The fund has gone a long way to help address the issue of low bike ownership, and the affordability of the scheme has ensured that no one is excluded. One of the regular users of the pool bike scheme remarked that they would not have been able to afford a bike otherwise – and especially not one of the quality of the pool bikes – and that the pool bikes have significantly shortened the length of his commute. This impact is clearly being felt around the college, with bike ownership rates increasing from 27.1% to 33.2% over the course of the project, and members of staff are getting involved in cycling events such as a North Coast 500 cycle, and an Edinburgh to St Andrews charity ride.
Getting out and about on bikes
The availability of bikes has also allowed the previous Cycling Officer and the current college Sustainable Travel Officer to take students and staff on led bike rides. Rides are relaxed, social and the participants are encouraged to look after and support each other. Participants were often less confident staff and students, and therefore the rides have had a big impact on increasing on-road cycling confidence.
The impact of becoming a Cycling Friendly Campus
When talking about the impact of working with Cycling Scotland, Sustainable Travel Officer Aiste Garneviciene was full of positives, saying that even after receiving the funding they “continue to support the college by offering advice and free training as well as recommendations on how we can carry on with improving cycling environment” and that they “cherish our partnership”.
Specifically talking about the fund, Aiste recommends any organisation looking to promote cycling to apply: “it provides a great opportunity not only to carry out necessary improvements to facilities or raise awareness about cycling but also develop new partnerships in the area of active travel”.

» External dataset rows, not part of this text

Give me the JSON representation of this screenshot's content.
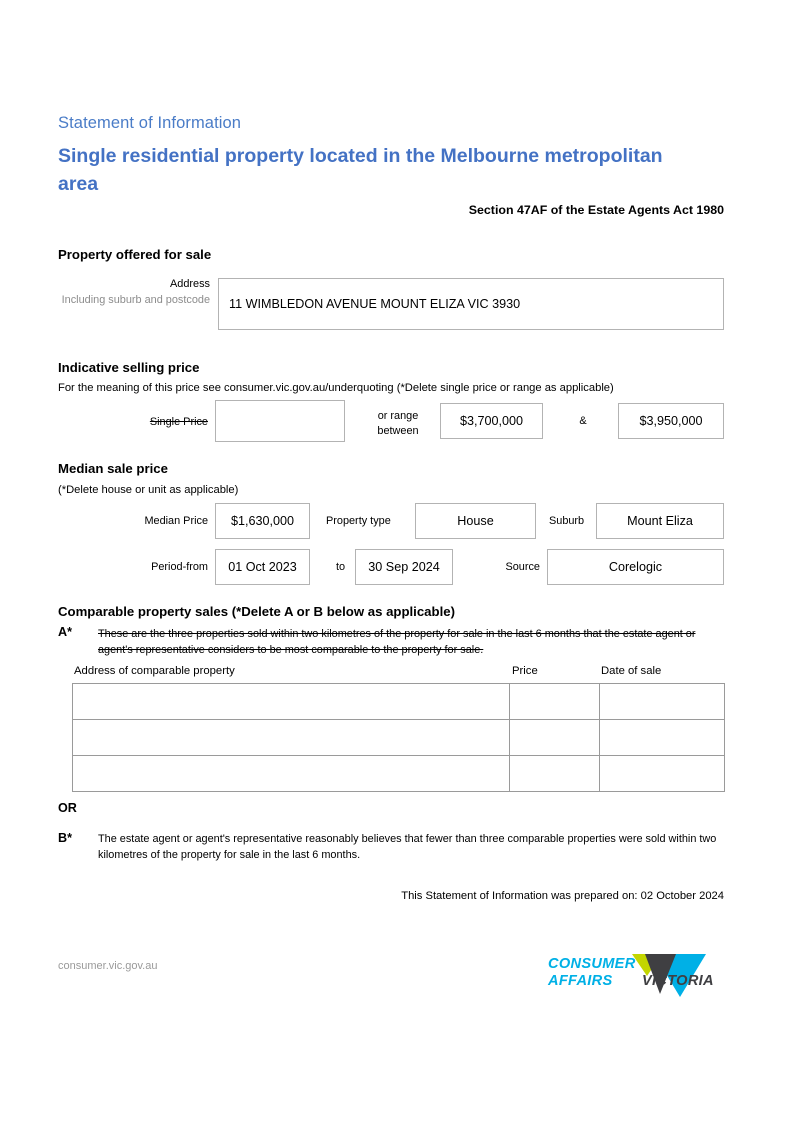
{
  "header": {
    "eyebrow": "Statement of Information",
    "title": "Single residential property located in the Melbourne metropolitan area",
    "act_reference": "Section 47AF of the Estate Agents Act 1980",
    "color_eyebrow": "#4a7cc7",
    "color_title": "#4472c4"
  },
  "property_offered": {
    "heading": "Property offered for sale",
    "address_label": "Address",
    "address_sublabel": "Including suburb and postcode",
    "address_value": "11 WIMBLEDON AVENUE MOUNT ELIZA VIC 3930"
  },
  "indicative_price": {
    "heading": "Indicative selling price",
    "note": "For the meaning of this price see consumer.vic.gov.au/underquoting (*Delete single price or range as applicable)",
    "single_price_label": "Single Price",
    "single_price_value": "",
    "or_range_label": "or range between",
    "range_low": "$3,700,000",
    "ampersand": "&",
    "range_high": "$3,950,000"
  },
  "median_price": {
    "heading": "Median sale price",
    "note": "(*Delete house or unit as applicable)",
    "median_price_label": "Median Price",
    "median_price_value": "$1,630,000",
    "property_type_label": "Property type",
    "property_type_value": "House",
    "suburb_label": "Suburb",
    "suburb_value": "Mount Eliza",
    "period_from_label": "Period-from",
    "period_from_value": "01 Oct 2023",
    "to_label": "to",
    "period_to_value": "30 Sep 2024",
    "source_label": "Source",
    "source_value": "Corelogic"
  },
  "comparable_sales": {
    "heading": "Comparable property sales (*Delete A or B below as applicable)",
    "option_a_marker": "A*",
    "option_a_text": "These are the three properties sold within two kilometres of the property for sale in the last 6 months that the estate agent or agent's representative considers to be most comparable to the property for sale.",
    "columns": [
      "Address of comparable property",
      "Price",
      "Date of sale"
    ],
    "rows": [
      {
        "address": "",
        "price": "",
        "date_of_sale": ""
      },
      {
        "address": "",
        "price": "",
        "date_of_sale": ""
      },
      {
        "address": "",
        "price": "",
        "date_of_sale": ""
      }
    ],
    "or_label": "OR",
    "option_b_marker": "B*",
    "option_b_text": "The estate agent or agent's representative reasonably believes that fewer than three comparable properties were sold within two kilometres of the property for sale in the last 6 months."
  },
  "prepared_on": "This Statement of Information was prepared on: 02 October 2024",
  "footer": {
    "url": "consumer.vic.gov.au",
    "logo_line1": "CONSUMER",
    "logo_line2": "AFFAIRS",
    "logo_victoria": "VICTORIA",
    "logo_color_primary": "#00b0e6",
    "logo_color_victoria": "#3f3f42",
    "logo_color_accent": "#c3d600"
  }
}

Through their efforts in promoting cycling, South Lanarkshire College have been awarded the Cycling Friendly award with distinction. As well as being a celebration of their achievements, Aiste remarked that the award and the assessment before it provided an opportunity to “critically evaluate where the college stands in terms of providing cycling facilities”. It has been well received at the college and is seen as a valuable opportunity to encourage more college staff and students to get on their bikes.